Every entry should be duplicated verbatim, and no picture may appear in the copy.

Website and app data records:
.....

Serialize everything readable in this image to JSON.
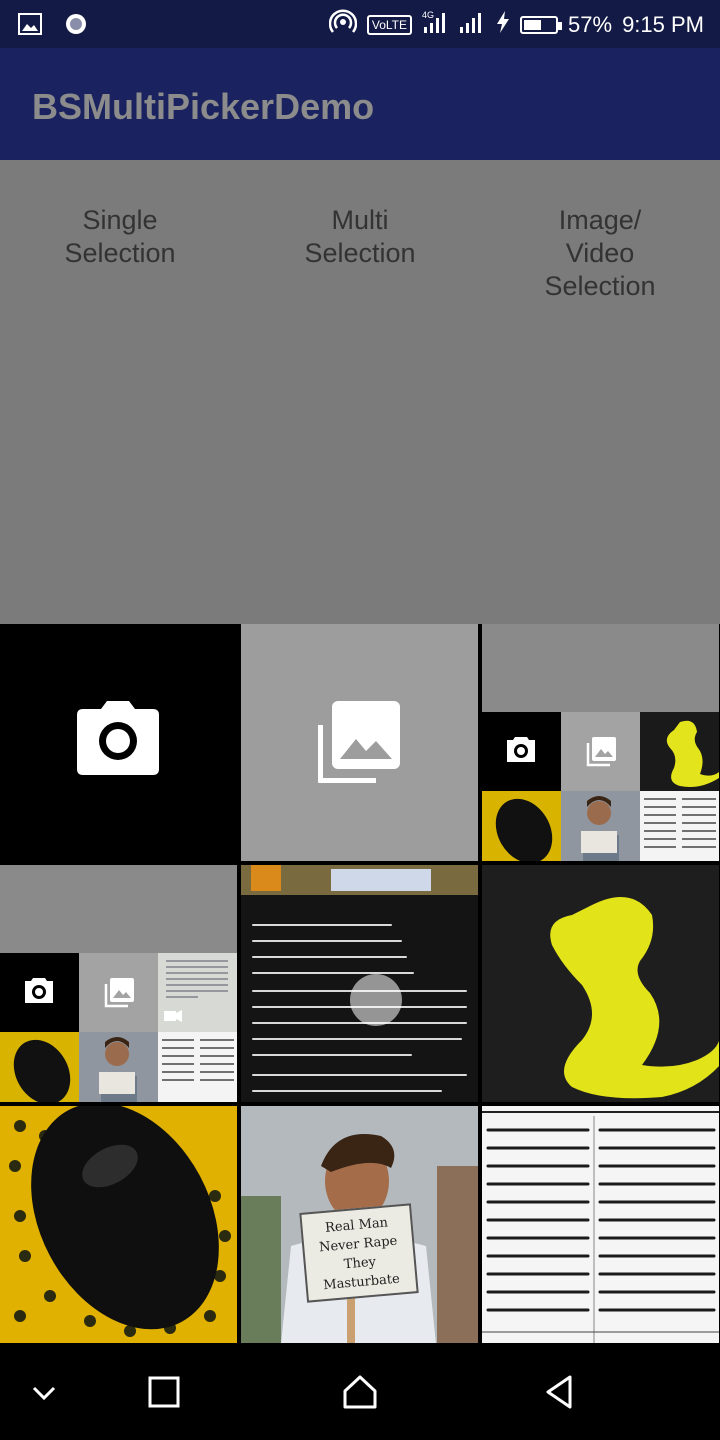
{
  "status_bar": {
    "network": "4G",
    "volte": "VoLTE",
    "battery_percent": "57%",
    "battery_level": 0.57,
    "time": "9:15 PM",
    "icons": [
      "gallery-notification-icon",
      "sync-icon",
      "hotspot-icon",
      "signal-icon",
      "charging-icon",
      "battery-icon"
    ]
  },
  "app_bar": {
    "title": "BSMultiPickerDemo"
  },
  "buttons": {
    "single": "Single\nSelection",
    "multi": "Multi\nSelection",
    "image_video": "Image/\nVideo\nSelection"
  },
  "grid": {
    "tiles": [
      "camera",
      "gallery",
      "screenshot-picker",
      "screenshot-picker-video",
      "book-page-photo",
      "yellow-figure-photo",
      "mouse-photo",
      "person-with-sign-photo",
      "newspaper-photo"
    ]
  },
  "photos": {
    "sign_text_1": "Real Man",
    "sign_text_2": "Never Rape",
    "sign_text_3": "They",
    "sign_text_4": "Masturbate"
  },
  "nav_bar": {
    "icons": [
      "chevron-down-icon",
      "recents-icon",
      "home-icon",
      "back-icon"
    ]
  },
  "colors": {
    "status_bar": "#131a45",
    "app_bar": "#1a2260",
    "content_bg": "#7b7b7b",
    "gallery_tile": "#9d9d9d",
    "nav_bar": "#000000"
  }
}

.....

Written reply:
Serialize everything readable in this image to JSON.
{
  "status_bar": {
    "network": "4G",
    "volte": "VoLTE",
    "battery_percent": "57%",
    "battery_level": 0.57,
    "time": "9:15 PM",
    "icons": [
      "gallery-notification-icon",
      "sync-icon",
      "hotspot-icon",
      "signal-icon",
      "charging-icon",
      "battery-icon"
    ]
  },
  "app_bar": {
    "title": "BSMultiPickerDemo"
  },
  "buttons": {
    "single": "Single\nSelection",
    "multi": "Multi\nSelection",
    "image_video": "Image/\nVideo\nSelection"
  },
  "grid": {
    "tiles": [
      "camera",
      "gallery",
      "screenshot-picker",
      "screenshot-picker-video",
      "book-page-photo",
      "yellow-figure-photo",
      "mouse-photo",
      "person-with-sign-photo",
      "newspaper-photo"
    ]
  },
  "photos": {
    "sign_text_1": "Real Man",
    "sign_text_2": "Never Rape",
    "sign_text_3": "They",
    "sign_text_4": "Masturbate"
  },
  "nav_bar": {
    "icons": [
      "chevron-down-icon",
      "recents-icon",
      "home-icon",
      "back-icon"
    ]
  },
  "colors": {
    "status_bar": "#131a45",
    "app_bar": "#1a2260",
    "content_bg": "#7b7b7b",
    "gallery_tile": "#9d9d9d",
    "nav_bar": "#000000"
  }
}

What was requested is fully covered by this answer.